======== INFORMATION SHOWN

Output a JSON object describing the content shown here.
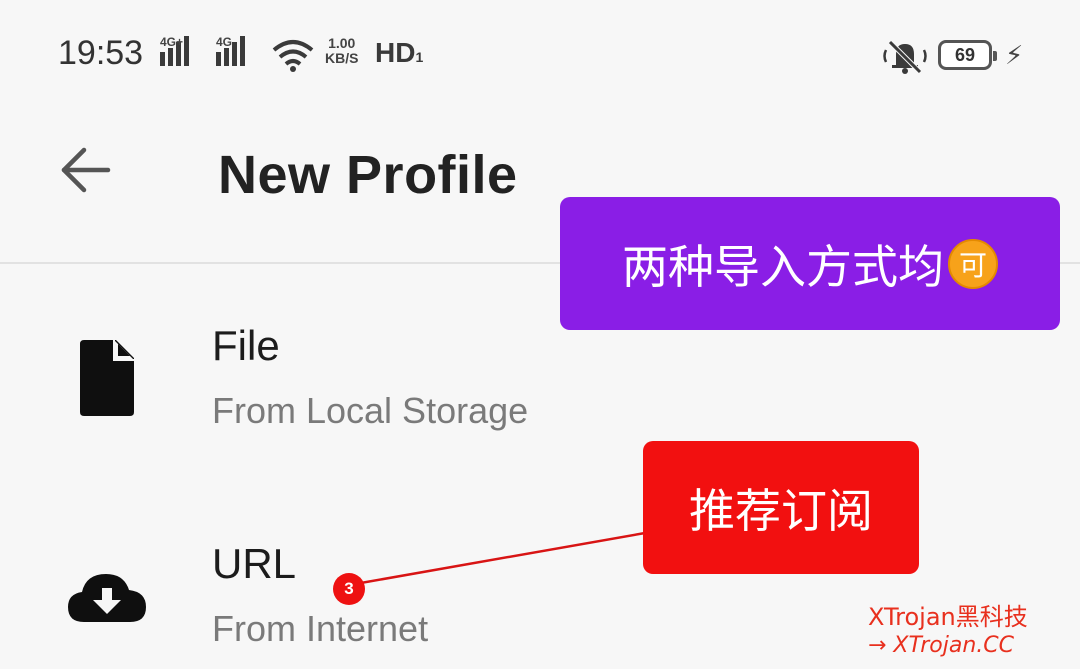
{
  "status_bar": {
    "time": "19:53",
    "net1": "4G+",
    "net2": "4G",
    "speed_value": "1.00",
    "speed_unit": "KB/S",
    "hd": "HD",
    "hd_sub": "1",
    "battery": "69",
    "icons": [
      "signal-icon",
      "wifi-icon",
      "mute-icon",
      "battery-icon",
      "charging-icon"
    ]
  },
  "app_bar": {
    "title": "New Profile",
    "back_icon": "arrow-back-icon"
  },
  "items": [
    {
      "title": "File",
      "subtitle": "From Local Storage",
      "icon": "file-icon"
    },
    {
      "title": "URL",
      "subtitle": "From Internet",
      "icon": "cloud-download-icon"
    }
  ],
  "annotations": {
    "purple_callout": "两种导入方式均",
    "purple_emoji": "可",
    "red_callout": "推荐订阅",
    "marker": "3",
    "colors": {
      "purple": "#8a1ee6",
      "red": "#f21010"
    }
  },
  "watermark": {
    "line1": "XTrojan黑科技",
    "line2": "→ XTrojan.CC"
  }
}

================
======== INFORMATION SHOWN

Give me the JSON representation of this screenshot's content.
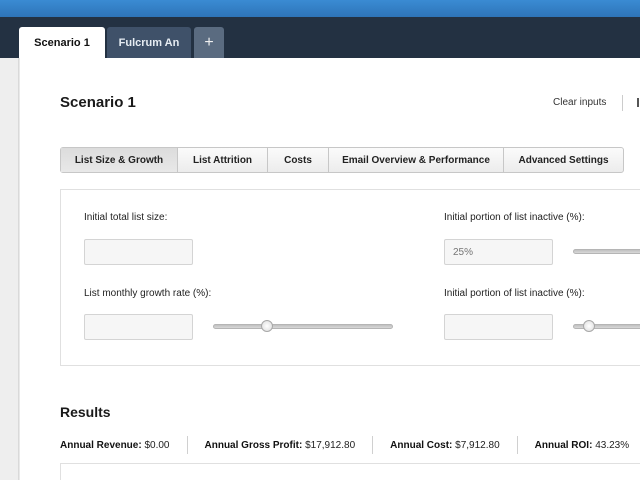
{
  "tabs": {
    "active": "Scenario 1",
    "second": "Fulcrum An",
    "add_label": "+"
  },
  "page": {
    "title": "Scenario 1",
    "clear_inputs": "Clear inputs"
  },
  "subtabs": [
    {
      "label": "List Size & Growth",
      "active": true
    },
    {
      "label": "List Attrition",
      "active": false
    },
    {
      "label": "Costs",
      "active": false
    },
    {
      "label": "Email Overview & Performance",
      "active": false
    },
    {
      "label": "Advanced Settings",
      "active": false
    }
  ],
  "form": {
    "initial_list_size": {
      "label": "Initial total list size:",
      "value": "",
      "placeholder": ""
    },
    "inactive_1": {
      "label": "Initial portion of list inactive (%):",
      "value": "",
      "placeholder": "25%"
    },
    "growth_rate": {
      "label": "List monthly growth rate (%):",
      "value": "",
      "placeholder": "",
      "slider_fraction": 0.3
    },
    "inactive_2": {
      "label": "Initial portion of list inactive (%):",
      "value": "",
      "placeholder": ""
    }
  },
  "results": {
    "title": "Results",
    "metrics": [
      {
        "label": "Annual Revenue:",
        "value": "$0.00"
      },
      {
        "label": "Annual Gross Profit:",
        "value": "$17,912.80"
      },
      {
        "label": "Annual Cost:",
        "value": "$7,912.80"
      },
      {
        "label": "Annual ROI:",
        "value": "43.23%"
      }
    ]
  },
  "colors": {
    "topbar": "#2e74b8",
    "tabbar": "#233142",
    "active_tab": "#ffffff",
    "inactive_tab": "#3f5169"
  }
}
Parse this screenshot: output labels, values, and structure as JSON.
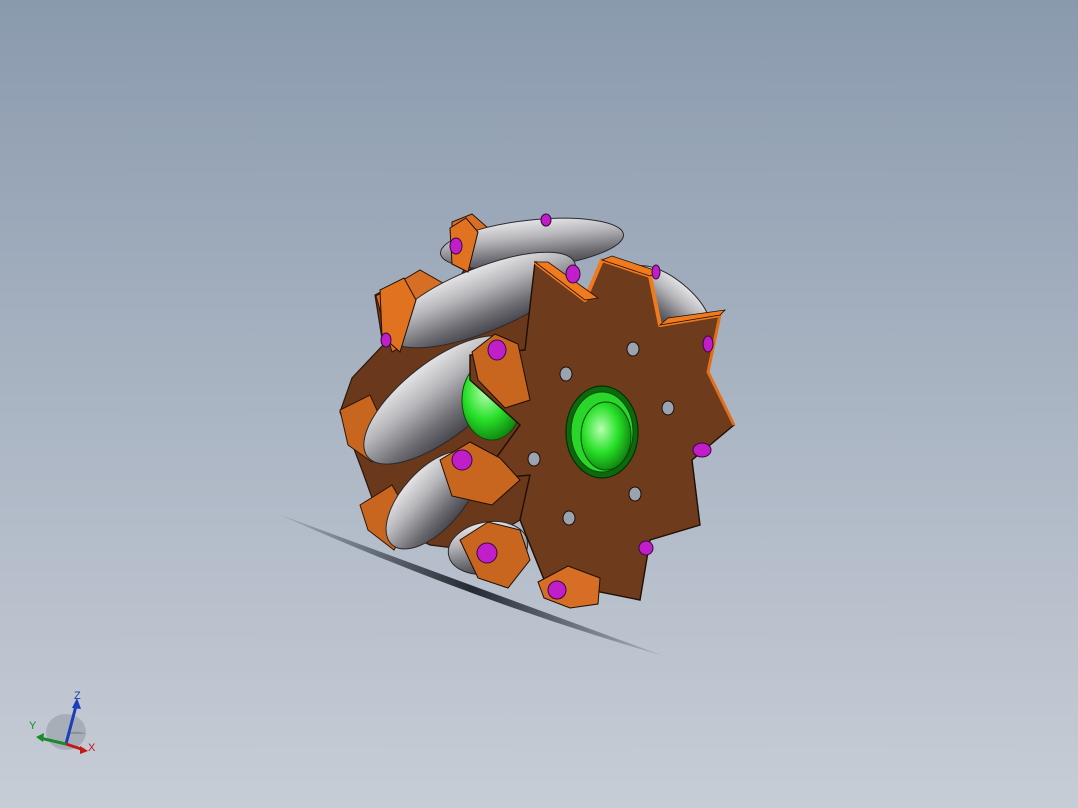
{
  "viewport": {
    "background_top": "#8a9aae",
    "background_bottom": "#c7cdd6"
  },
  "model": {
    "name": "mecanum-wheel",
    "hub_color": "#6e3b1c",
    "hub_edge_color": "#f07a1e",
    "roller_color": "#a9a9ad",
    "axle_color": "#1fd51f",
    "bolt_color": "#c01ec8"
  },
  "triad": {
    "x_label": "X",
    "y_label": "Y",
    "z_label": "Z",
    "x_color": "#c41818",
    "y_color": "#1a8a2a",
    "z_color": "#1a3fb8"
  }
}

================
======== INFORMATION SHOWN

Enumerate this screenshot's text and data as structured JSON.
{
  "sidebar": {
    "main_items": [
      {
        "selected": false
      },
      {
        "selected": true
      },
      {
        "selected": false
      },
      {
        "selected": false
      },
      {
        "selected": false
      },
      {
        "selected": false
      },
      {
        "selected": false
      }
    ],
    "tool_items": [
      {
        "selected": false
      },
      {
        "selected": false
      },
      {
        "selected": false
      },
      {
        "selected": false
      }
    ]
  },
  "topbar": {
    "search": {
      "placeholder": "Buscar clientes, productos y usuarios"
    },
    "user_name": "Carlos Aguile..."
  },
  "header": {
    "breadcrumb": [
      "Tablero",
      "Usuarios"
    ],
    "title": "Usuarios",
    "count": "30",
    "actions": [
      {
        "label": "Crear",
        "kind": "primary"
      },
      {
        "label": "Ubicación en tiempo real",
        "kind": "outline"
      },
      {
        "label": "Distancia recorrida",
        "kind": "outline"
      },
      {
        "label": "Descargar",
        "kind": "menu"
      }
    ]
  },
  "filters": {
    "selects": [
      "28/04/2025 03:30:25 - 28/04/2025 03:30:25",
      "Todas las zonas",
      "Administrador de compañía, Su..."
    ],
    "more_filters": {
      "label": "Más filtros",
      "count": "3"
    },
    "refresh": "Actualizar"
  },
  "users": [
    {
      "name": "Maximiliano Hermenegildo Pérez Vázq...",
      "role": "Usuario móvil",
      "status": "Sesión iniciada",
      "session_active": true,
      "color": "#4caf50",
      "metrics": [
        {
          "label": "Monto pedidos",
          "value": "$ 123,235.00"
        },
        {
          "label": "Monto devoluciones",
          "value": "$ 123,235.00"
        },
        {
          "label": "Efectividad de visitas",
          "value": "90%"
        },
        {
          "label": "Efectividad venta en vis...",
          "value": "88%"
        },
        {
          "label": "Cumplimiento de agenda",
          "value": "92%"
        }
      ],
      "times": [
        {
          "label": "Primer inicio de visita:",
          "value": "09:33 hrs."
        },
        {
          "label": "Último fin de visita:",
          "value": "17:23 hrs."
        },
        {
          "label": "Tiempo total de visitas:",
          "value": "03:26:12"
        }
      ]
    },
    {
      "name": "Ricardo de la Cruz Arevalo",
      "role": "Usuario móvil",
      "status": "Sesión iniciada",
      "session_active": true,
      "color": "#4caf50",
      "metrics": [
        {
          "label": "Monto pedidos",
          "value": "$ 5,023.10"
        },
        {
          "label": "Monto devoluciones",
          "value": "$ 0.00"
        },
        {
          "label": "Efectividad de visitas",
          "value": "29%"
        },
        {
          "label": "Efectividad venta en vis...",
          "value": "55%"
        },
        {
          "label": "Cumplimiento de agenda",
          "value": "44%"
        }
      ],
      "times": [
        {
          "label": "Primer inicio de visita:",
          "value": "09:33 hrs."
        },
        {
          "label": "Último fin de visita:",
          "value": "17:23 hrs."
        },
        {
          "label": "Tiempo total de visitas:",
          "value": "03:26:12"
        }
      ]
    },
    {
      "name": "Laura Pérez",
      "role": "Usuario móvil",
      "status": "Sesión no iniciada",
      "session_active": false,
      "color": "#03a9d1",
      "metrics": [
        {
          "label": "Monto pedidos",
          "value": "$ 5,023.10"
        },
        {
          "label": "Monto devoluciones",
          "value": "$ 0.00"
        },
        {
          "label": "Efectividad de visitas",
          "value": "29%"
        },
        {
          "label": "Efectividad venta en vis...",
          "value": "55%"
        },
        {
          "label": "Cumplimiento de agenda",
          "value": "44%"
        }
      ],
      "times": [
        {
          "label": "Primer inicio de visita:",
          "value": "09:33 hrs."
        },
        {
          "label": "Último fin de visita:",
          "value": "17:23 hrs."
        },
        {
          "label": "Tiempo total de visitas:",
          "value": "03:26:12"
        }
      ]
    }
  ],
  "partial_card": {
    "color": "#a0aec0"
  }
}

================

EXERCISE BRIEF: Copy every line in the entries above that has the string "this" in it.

ANSWER BELOW:
Give me the JSON representation of this screenshot's content.
Parse this screenshot: output labels, values, and structure as JSON.
Enumerate this screenshot's text and data as structured JSON.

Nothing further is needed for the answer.